Lotteries can be traced back hundreds of years. During the Roman Empire, the first documented lotteries were held. The Roman Emperor Augustus used the profits from the lotteries to restore Rome.
In the 18th century, lotteries became the main source of income for religious congregations. This led to a battle between the church and the monarchy. Some bishops condemned the lotteries as exploiting poor people.
As more and more people learned that they could get big rewards from small amounts of money, the popularity of lotteries increased. Today, there are over 100 countries with lotteries. They are usually run by the state or city government.
In the United States, private lotteries were legalized in the early 19th century. Today, the US lottery sells billions of dollars in tickets each year.
Most of the money from the lotteries goes to the state or city government. However, some money is also donated to good causes.

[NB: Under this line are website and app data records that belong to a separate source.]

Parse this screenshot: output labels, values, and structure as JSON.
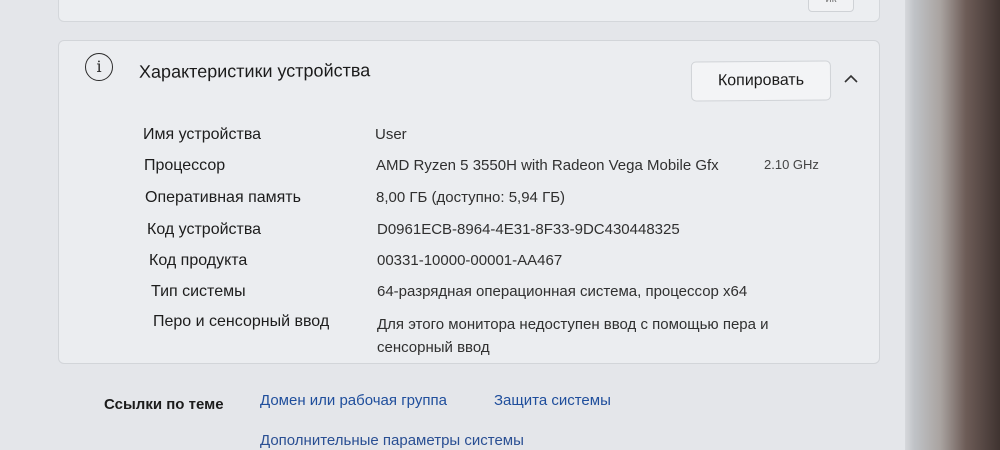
{
  "top_fragment": {
    "button_hint": "ик"
  },
  "specs": {
    "title": "Характеристики устройства",
    "copy_label": "Копировать",
    "rows": [
      {
        "label": "Имя устройства",
        "value": "User"
      },
      {
        "label": "Процессор",
        "value": "AMD Ryzen 5 3550H with Radeon Vega Mobile Gfx",
        "extra": "2.10 GHz"
      },
      {
        "label": "Оперативная память",
        "value": "8,00 ГБ (доступно: 5,94 ГБ)"
      },
      {
        "label": "Код устройства",
        "value": "D0961ECB-8964-4E31-8F33-9DC430448325"
      },
      {
        "label": "Код продукта",
        "value": "00331-10000-00001-AA467"
      },
      {
        "label": "Тип системы",
        "value": "64-разрядная операционная система, процессор x64"
      },
      {
        "label": "Перо и сенсорный ввод",
        "value": "Для этого монитора недоступен ввод с помощью пера и сенсорный ввод"
      }
    ]
  },
  "related_links": {
    "title": "Ссылки по теме",
    "links": [
      "Домен или рабочая группа",
      "Защита системы"
    ],
    "more": "Дополнительные параметры системы"
  },
  "icons": {
    "info": "info-icon",
    "collapse": "chevron-up-icon"
  }
}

Many lottery proceeds are used for educational, public, and park programs. Some of the money raised is also spent to fund veterans and seniors.
There are a variety of games, but the most popular ones are Powerball and Mega Millions. These games have odds that range from five to fifty percent.